She digested this for a moment. “I’m sorry I shot him.”
Huh? I mean, What The Fuck? Huh? Gotta admit, I was so startled, I stopped CPR, looking at her for a minute. After several breaths (mine, not his), I collected myself again and resumed CPR. Ya know, CPR, by yourself, in the back of a moving ambulance, coding to TBTCIDC, is kind of challenging. It becomes particularly so if you are trying to keep your eyes on the just-self-admitted-shooter of your trauma code. Yeah, him. Right there, under your hands. And, well, she is all of 24 inches away. Yeah, that sort of distracting.
I had just about deluded myself into thinking that I was getting back into my resuscitative groove, and had turned my gaze from Ms. Shooter/Fiance, when she decided it was time to expand her fund of knowledge. “Is this gun big enough to kill him with?”
Holy Fenestrated Fertilizer! What the absolute fuck could possibly happen to make this run any worse?
I froze, keeping my eyes on my shootee. “Er, Ma’am? Would you please put that back wherever you got it from?”
A moment later, “Ok, I put it away.”
“Thank you! Please keep your hands on your lap!” NOW, I kept my gaze upon the shooter/Fiance. Of course, THAT meant I wasn’t doing compressions, or ventilating my patient, but, in truth, I was kinda paralyzed. So, when we pulled to a stop, and Doug launched from the driver’s seat, to extract the smoothly running resuscitation that was his smooth, professional, skilled partner, well, that is NOT what he beheld. Rather, it looked like a sort of diorama, perhaps entitled, “Medic Gets A revelation In The Back of the Ambulance”. In any event, it was a still life, not a moving picture. He tried to form his question, along the lines of “Why aren’t you doing CPR?”, but I propelled myself past him, and dragged him away, stuttering profusely. My part of the dialogue sounded like “G…G…G..G…GUH…GUH…GUH…GUN!”, and it took him a moment to process it. Meanwhile the ER crew had extracted our patient, and were running him into resuscitation.
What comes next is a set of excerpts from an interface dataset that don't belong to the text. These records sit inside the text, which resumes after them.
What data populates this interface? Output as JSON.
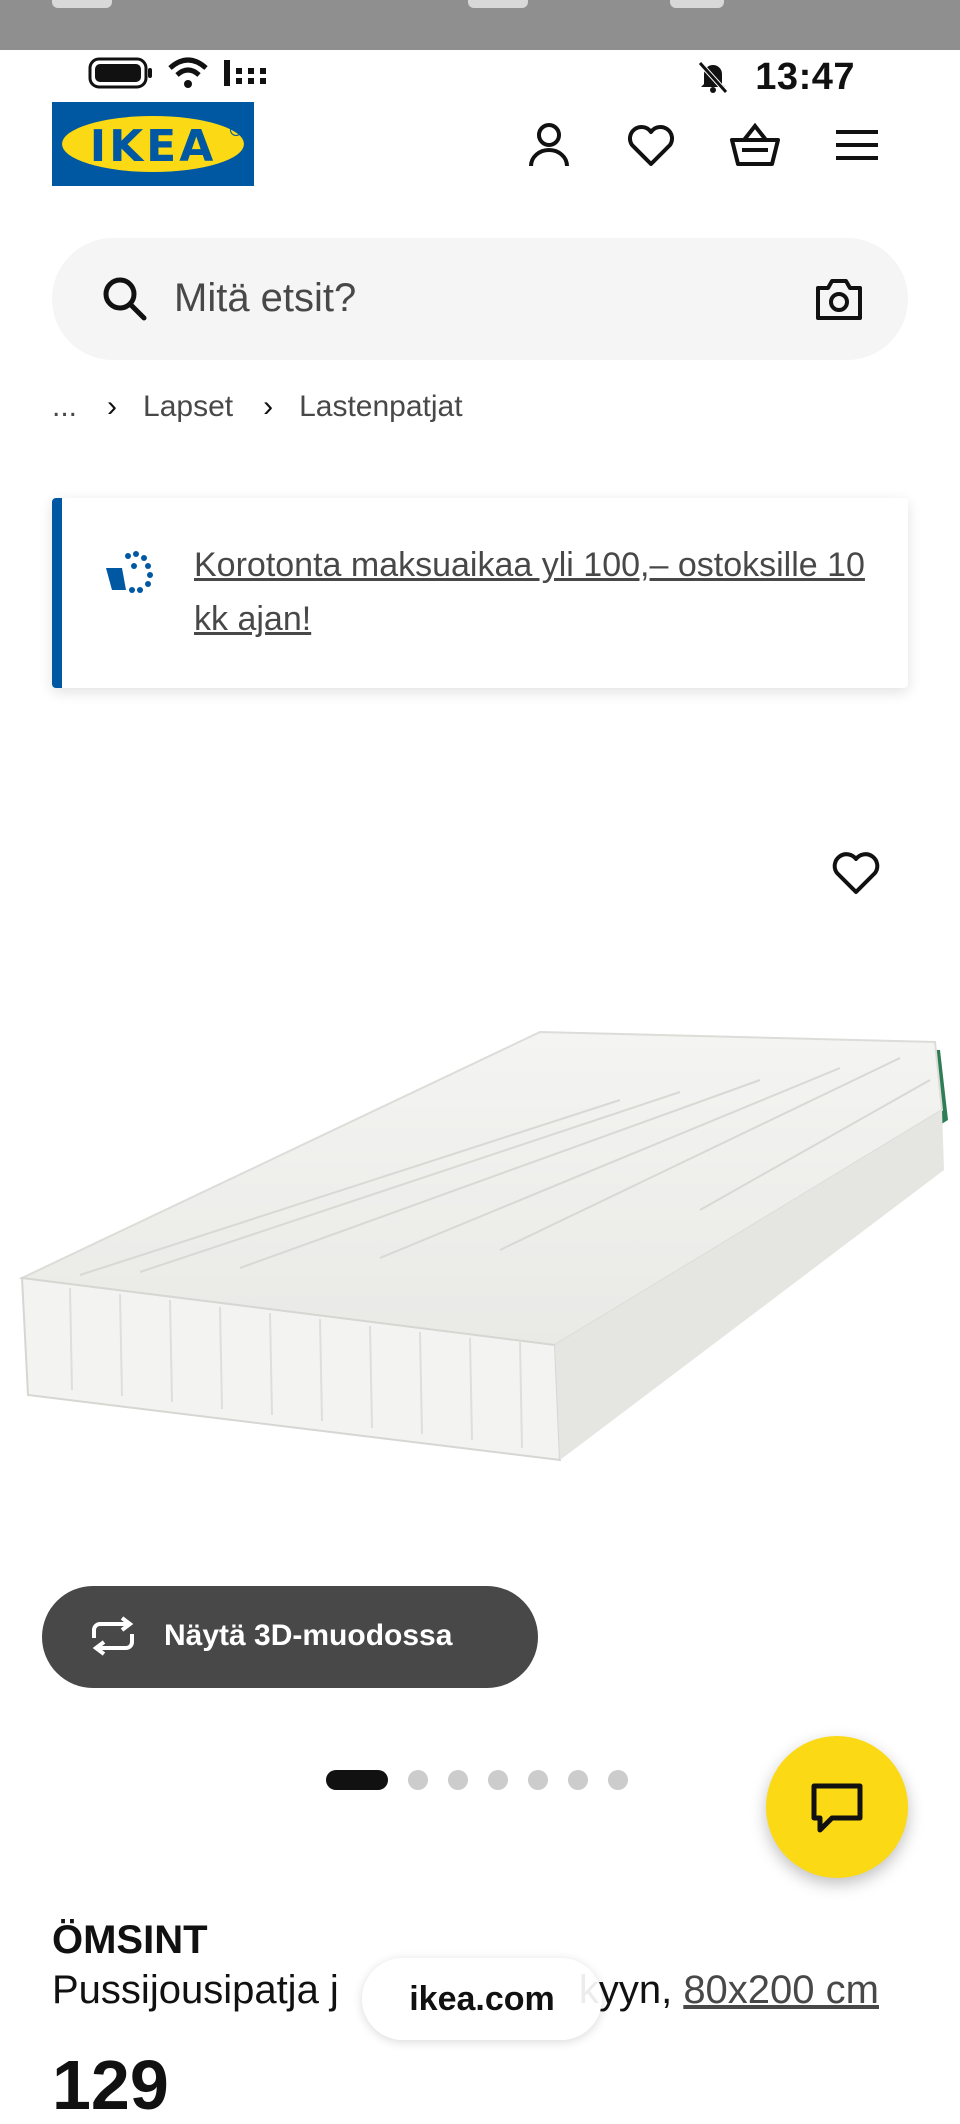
{
  "status_bar": {
    "time": "13:47"
  },
  "header": {
    "logo_text": "IKEA",
    "icons": [
      "user-icon",
      "heart-icon",
      "basket-icon",
      "menu-icon"
    ]
  },
  "search": {
    "placeholder": "Mitä etsit?"
  },
  "breadcrumb": {
    "ellipsis": "...",
    "items": [
      "Lapset",
      "Lastenpatjat"
    ]
  },
  "promo": {
    "text": "Korotonta maksuaikaa yli 100,– ostoksille 10 kk ajan!"
  },
  "gallery": {
    "button_3d": "Näytä 3D-muodossa",
    "dot_count": 7,
    "active_dot": 0
  },
  "product": {
    "name": "ÖMSINT",
    "desc_start": "Pussijousipatja j",
    "desc_end": "kyyn,",
    "size": "80x200 cm",
    "price_partial": "129"
  },
  "browser": {
    "url_pill": "ikea.com"
  },
  "colors": {
    "brand_blue": "#0058a3",
    "brand_yellow": "#fbd914",
    "dark_button": "#484848"
  }
}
Doug and I grabbed one of the BTCIDC cops, and Doug, by now obviously the brains of the operation, told said cop our tale. “She’s got a gun, she shot our patient, and here she is!”
We found somewhere else to be.